The River Dove
The River Dove flows down the valley of Douthwaite Dale, past Bogg Hall Rising.
This is the valley west of Hutton Beck and Excalibur Pot and Jenga Pot. The Dove sinks a short distance south of the Fish Farm at Yoadwath and at several sites further south of here, leaving the riverbed completely dry downstream of the sinks in normal settled weather conditions.
The water that sinks from The Dove resurges back into The Dove at Bogg Hall Rising, along with the water sinking at Excalibur Pot and Jenga Pot, these three systems having merged underground somewhere (work is ongoing to understand this).
Work in the River Dove valley has been limited as some of the sinks were filled with concrete at some point in the past. However, in just the time since we started work (2007), new sinks in the riverbed have opened. One sink further down the valley, Guinevere's Slit, was found in 2009. This drops through a narrow slot in the streambed 3m into a river passage which sumps after several metres in both directions.
In the nearby field, an old well (The Well) also drops into submerged river passage. Initial exploration was performed by divers from Scarborough Caving Club in the 1990s, who found that beyond the constricted entrance the downstream sumped passage opens out to reasonable proportions. The divers lacked the equipment and experience to pursue this further than approximately 20m, but report that open passage awaited exploration.
In 2011-2012, following a productive encounter with Dave Ryall and Bryan ‘Scoff’ Schofield at Hidden Earth, two well-known cave divers, they took interest in our case and came across to the North York Moors to have a look at Guinevere’s Slit and The Well. Guinevere’s Slit was dived for 40m to an area of breakdown where the water was lost amongst boulders, almost certainly just upstream of The Well. In 2014, the duo returned, and Scoff dived The Well downstream for 40m, exploring some large passage, turning around only because of air reserves with open passage continuing. One of the biggest challenges in diving The Well proved to be the high flow rate of the water, making return progress upstream challenging.
More recently, another hole opened up in The Dove just downstream of the Well (Guinevak's Hole). This dropped into sumped passage probably near to the limit of exploration from The Well (the passage crosses underneath the river in that area). This may therefore provide an easier route of access for future divers.
Landowners, keepers and local residents tell many stories of caves in the area dating back several decades. Some of these have actually been proven by our work. One such story is of someone who once entered The Well in extreme drought when it, and the River Dover were completely dry, and who travelled along a passage where they reached a chamber with two waterfalls.
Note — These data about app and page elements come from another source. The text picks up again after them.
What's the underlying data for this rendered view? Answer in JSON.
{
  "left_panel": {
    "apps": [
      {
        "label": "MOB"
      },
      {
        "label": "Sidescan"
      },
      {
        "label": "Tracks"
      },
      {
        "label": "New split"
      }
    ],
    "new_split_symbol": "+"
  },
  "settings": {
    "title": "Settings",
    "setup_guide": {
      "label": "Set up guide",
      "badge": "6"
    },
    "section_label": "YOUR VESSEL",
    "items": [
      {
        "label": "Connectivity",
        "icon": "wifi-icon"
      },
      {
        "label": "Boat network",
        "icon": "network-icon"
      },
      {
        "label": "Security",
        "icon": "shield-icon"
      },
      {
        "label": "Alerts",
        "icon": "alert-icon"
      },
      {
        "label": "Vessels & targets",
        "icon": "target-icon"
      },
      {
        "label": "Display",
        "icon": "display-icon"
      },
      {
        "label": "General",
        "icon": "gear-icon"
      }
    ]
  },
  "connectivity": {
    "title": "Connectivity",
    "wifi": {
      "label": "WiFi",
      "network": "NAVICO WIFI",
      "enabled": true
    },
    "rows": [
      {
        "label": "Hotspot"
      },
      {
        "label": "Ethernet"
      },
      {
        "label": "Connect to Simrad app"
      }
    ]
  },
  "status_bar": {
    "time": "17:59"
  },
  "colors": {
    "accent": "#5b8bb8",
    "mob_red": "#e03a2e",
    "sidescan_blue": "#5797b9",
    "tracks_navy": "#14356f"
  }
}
As we now know that at least two active cave systems merge underground in this vicinity (Jenga and Excalibur), the story has plausibility.
Further work at Guinevere’s Slit might connect it to The Well, which is about 40m downstream of the current limit of exploration.
The Well could benefit from a return dive in extremely low water conditions when the current is less problematic for the diver. There is open passage to explore and Bogg Hall (the resurgence) is still at least 500m away. This has become of particular interest since the 2020 extensions of Jenga Pot. These new extensions continue all the way to under the field near The Well. Examination of the passages downstream of The Well for possible inlets is needed to identify the inlets from Excalibur and Jenga Pot.
A sink only 100m downstream of the top sinks (250m upstream of Guinevere's Slit) is currently being dug in the belief that the water sinking at this sink enters the Jenga Pot system rather then the River Dove subterranean system. This follows the 2020 discoveries in Jenga Pot.
Both Guinevere’s Slit and The Well were surveyed during diving and results have been reported in the Cave Diving Group’s publications.
The entire stretch of the River Dove is on private land, and as of 2018, is subject to an extensive property development on Ravenswick Estate further up the valley which appears likely to severely hamper access here. The field with The Well is also part of the same development and is likely to become a private garden. Please contact us if interested in visiting the site so we can provide you with the most up to date information. We are doing everything possible to make contact with the owner to try to preserve the caves and access to them.
- Moorland Caver, Gibbs, J & Stewart, R. J.M.G. Publishing, 2003, ISBN: 095460590X
- CDG newsletter 193, Diving the Well, Bryan Schofield.
- Journal of York and North York Moors Caving Club (No.2). 2013, ISSN: 2046-049X - click here